What the task requires
Count the lines in the data below where the string "iCloud" occurs, please, and give the number alone.

App and web page records
---

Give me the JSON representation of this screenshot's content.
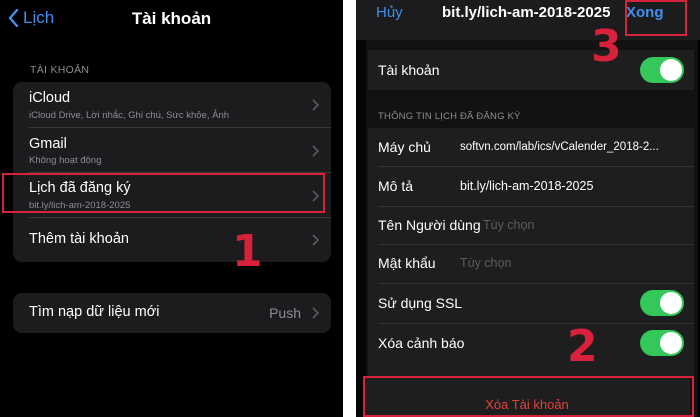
{
  "left": {
    "back_label": "Lịch",
    "title": "Tài khoản",
    "section_header": "TÀI KHOẢN",
    "accounts": [
      {
        "title": "iCloud",
        "subtitle": "iCloud Drive, Lời nhắc, Ghi chú, Sức khỏe, Ảnh"
      },
      {
        "title": "Gmail",
        "subtitle": "Không hoạt động"
      },
      {
        "title": "Lịch đã đăng ký",
        "subtitle": "bit.ly/lich-am-2018-2025"
      },
      {
        "title": "Thêm tài khoản",
        "subtitle": ""
      }
    ],
    "fetch": {
      "label": "Tìm nạp dữ liệu mới",
      "value": "Push"
    },
    "step_label": "1"
  },
  "right": {
    "cancel_label": "Hủy",
    "title": "bit.ly/lich-am-2018-2025",
    "done_label": "Xong",
    "account_toggle_label": "Tài khoản",
    "account_toggle_on": true,
    "section_header": "THÔNG TIN LỊCH ĐÃ ĐĂNG KÝ",
    "fields": [
      {
        "label": "Máy chủ",
        "value": "softvn.com/lab/ics/vCalender_2018-2...",
        "placeholder": ""
      },
      {
        "label": "Mô tả",
        "value": "bit.ly/lich-am-2018-2025",
        "placeholder": ""
      },
      {
        "label": "Tên Người dùng",
        "value": "",
        "placeholder": "Tùy chọn"
      },
      {
        "label": "Mật khẩu",
        "value": "",
        "placeholder": "Tùy chọn"
      }
    ],
    "ssl_label": "Sử dụng SSL",
    "ssl_on": true,
    "alert_label": "Xóa cảnh báo",
    "alert_on": true,
    "delete_label": "Xóa Tài khoản",
    "step_delete": "2",
    "step_done": "3"
  },
  "colors": {
    "accent_blue": "#3f8ff0",
    "toggle_green": "#34c759",
    "destructive_red": "#e0413a",
    "highlight_red": "#d8213a"
  }
}
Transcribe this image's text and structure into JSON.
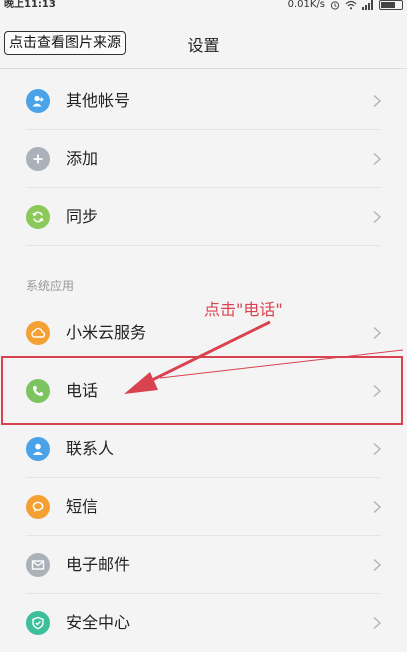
{
  "status_bar": {
    "time": "晚上11:13",
    "network_speed": "0.01K/s"
  },
  "header": {
    "source_button_label": "点击查看图片来源",
    "title": "设置"
  },
  "section_label": "系统应用",
  "annotation_text": "点击\"电话\"",
  "items": [
    {
      "label": "其他帐号",
      "icon": "other-accounts-icon",
      "color": "#4aa3e8"
    },
    {
      "label": "添加",
      "icon": "add-icon",
      "color": "#aab1b9"
    },
    {
      "label": "同步",
      "icon": "sync-icon",
      "color": "#8cc95b"
    },
    {
      "label": "小米云服务",
      "icon": "cloud-icon",
      "color": "#f5a032"
    },
    {
      "label": "电话",
      "icon": "phone-icon",
      "color": "#7cc460"
    },
    {
      "label": "联系人",
      "icon": "contacts-icon",
      "color": "#4aa3e8"
    },
    {
      "label": "短信",
      "icon": "message-icon",
      "color": "#f5a032"
    },
    {
      "label": "电子邮件",
      "icon": "mail-icon",
      "color": "#aab1b9"
    },
    {
      "label": "安全中心",
      "icon": "security-icon",
      "color": "#3cbf9a"
    }
  ],
  "highlight_color": "#d9434f"
}
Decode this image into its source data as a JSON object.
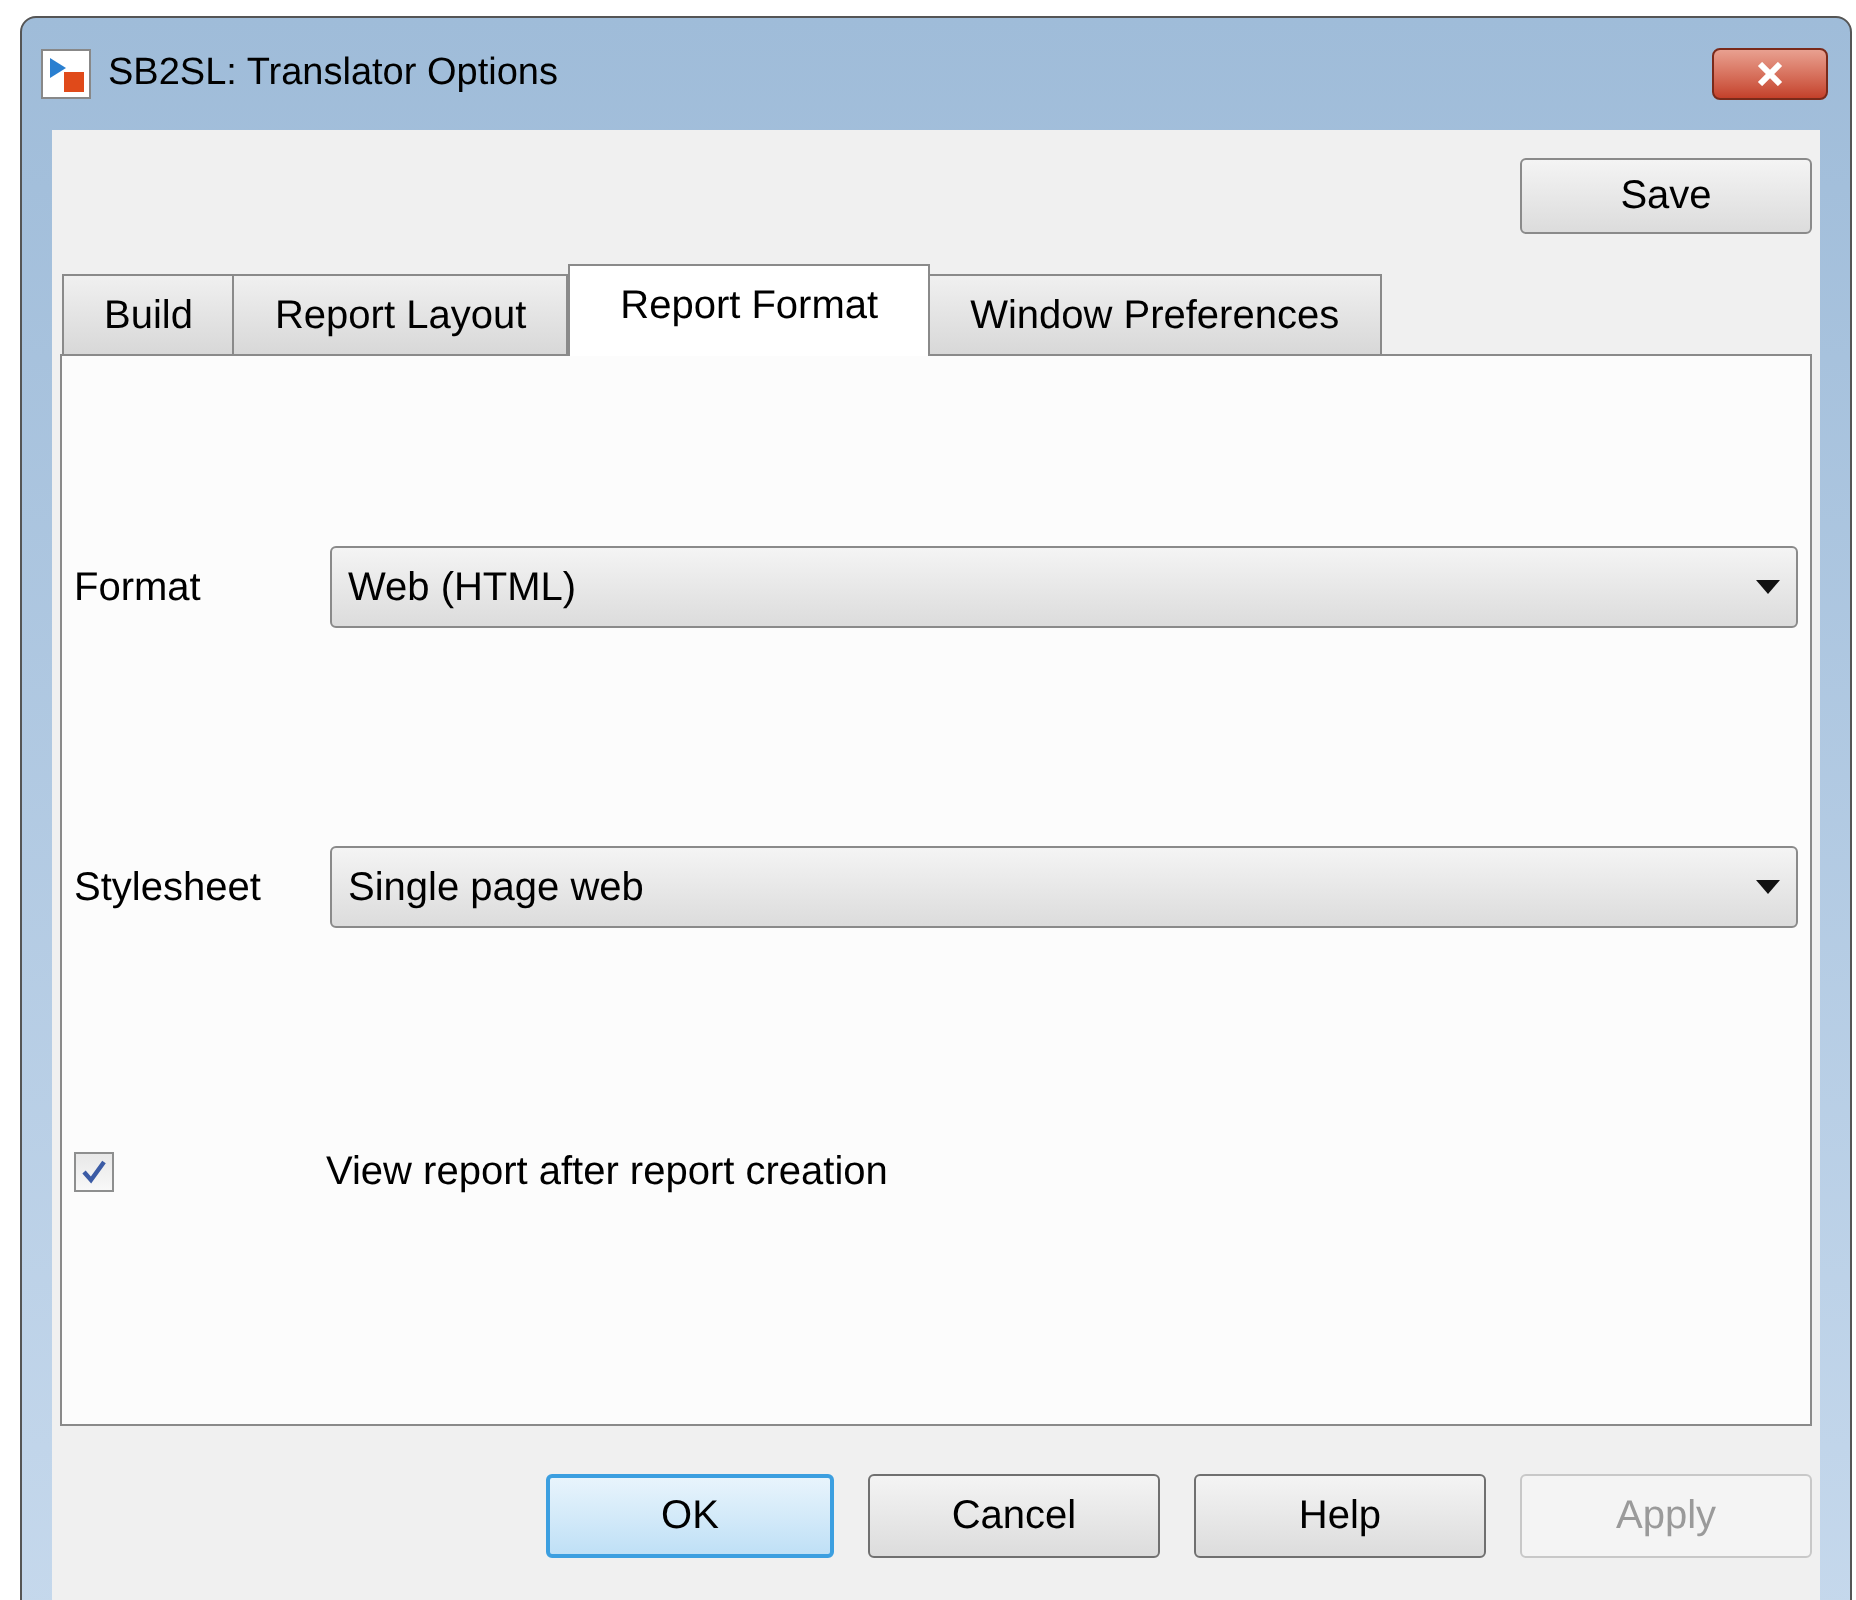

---

Response to this task
2